Fresh from the Journal of Nutrition (Vol. 140, No. 1, 68-74, January 2010):
Researchers followed over 75,000 men and women aged 45-75 years old for 14 years. At the end of the research period, 8587 participants had been diagnosed with diabetes. When comparing the diets of diabetics with non-diabetics, researchers found men who consumed the most fiber to be 25% less likely to develop diabetes. Women who consumed the most fiber were also significantly less likely to become diabetic.
The good news is that what we put into our bodies is so powerful. The bad news is that what we put in our bodies is also so powerful.
Good thing high fiber foods are so easy to eat.
1 cup black beans cooked - 15 grams fiber
1 cup pistachios - 14 grams
1 cup almonds - 14 grams
1 russet potato with skin - 5 grams
1 small sweet potato - 5 grams
1 avocado - 7 grams
5 cups popcorn (small bowl) - 6 grams
1 cup split pea soup - 6 grams
1 cup lentils - 15 grams
1 apple - 4 grams
1 cup oatmeal with raisins, walnuts and flaxseed - 8 grams
(see my book Free to Eat - www.fiber-girl.com - for full list of foods)
On my last post the video link didn't show - so here it is if you missed out on the 20 Second Challenge.
I've got a new video out for a new year and a new decade. Don't worry, this one's much shorter, easier to hear, and I think it's much funnier - especially the last line!
I'm calling it the 20 Second Challenge and I bet you can guess why -
Please pass it along to all the folks you know... take my Challenge, and join the Fast Tract Hall of Fame!
I am crazy about spices. Spices of all kinds are natural preservatives for food, but better yet, they contain LOADS of antioxidant properties. All the pungent flavor from spices actually is derived from compounds that act as antioxidants, preventing chronic diseases.
But here's something I didn't know. Apparently, spices like turmeric can also prevent fat cells from growing.
Researchers from my Alma Mater, Tufts University, recently published a study in the Journal of Nutrition showing a substance found in turmeric called curcumin prevents growth of new fat tissue in mice. In addition, mice receiving curcumin had lower cholesterol levels and less fat in their livers when compared to mice eating the same amount of food.
Now, before you go out and buy more turmeric, please know that this particular spice has been studied more than most. I believe many spices contain similar properties as turmeric, which is why I am a proponent of consuming "ethnic" foods, which traditionally contain many herbs and spices.

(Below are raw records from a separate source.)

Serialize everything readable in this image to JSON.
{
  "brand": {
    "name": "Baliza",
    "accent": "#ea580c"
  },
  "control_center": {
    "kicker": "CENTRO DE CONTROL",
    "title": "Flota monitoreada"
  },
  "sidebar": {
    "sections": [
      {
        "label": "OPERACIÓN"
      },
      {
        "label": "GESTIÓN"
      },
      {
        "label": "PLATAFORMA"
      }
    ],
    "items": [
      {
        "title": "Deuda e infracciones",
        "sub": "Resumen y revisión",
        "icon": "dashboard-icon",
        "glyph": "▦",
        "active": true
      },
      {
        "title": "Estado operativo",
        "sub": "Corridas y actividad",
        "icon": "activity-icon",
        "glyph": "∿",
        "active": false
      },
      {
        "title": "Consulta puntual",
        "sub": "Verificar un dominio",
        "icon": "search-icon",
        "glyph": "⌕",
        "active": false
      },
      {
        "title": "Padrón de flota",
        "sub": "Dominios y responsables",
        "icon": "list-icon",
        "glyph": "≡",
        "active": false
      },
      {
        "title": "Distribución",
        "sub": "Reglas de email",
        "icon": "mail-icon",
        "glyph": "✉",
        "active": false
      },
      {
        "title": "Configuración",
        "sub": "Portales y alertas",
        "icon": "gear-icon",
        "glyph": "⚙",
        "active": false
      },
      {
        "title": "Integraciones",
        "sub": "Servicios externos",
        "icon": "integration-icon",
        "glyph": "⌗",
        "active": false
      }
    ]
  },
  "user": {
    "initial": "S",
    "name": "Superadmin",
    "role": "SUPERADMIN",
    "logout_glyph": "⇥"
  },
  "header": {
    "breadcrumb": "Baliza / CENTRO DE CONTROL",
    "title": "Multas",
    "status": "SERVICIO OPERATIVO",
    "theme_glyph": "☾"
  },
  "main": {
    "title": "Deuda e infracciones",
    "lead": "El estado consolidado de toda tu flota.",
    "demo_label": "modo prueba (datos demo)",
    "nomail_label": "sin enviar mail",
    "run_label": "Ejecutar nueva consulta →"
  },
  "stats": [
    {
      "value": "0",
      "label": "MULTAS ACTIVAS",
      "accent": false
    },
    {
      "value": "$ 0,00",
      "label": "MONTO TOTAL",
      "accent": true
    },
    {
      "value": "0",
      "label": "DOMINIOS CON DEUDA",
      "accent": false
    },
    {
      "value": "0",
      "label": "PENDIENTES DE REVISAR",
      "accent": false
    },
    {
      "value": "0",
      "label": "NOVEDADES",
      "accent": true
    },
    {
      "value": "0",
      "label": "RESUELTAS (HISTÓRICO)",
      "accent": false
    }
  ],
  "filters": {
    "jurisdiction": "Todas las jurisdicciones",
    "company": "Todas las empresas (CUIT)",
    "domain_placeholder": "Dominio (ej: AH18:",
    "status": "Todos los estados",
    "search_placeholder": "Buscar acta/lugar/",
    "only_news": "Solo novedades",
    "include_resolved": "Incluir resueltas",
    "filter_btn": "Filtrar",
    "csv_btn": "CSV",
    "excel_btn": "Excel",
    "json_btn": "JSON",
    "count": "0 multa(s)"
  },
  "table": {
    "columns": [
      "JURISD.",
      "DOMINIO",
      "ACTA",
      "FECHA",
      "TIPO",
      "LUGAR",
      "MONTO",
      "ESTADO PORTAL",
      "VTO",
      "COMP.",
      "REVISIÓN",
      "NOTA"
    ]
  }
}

If you haven't already heard about my favorite source for recipes with spice, it's Jennifer Brewer. Visit her at www.NourishingNutrition.com.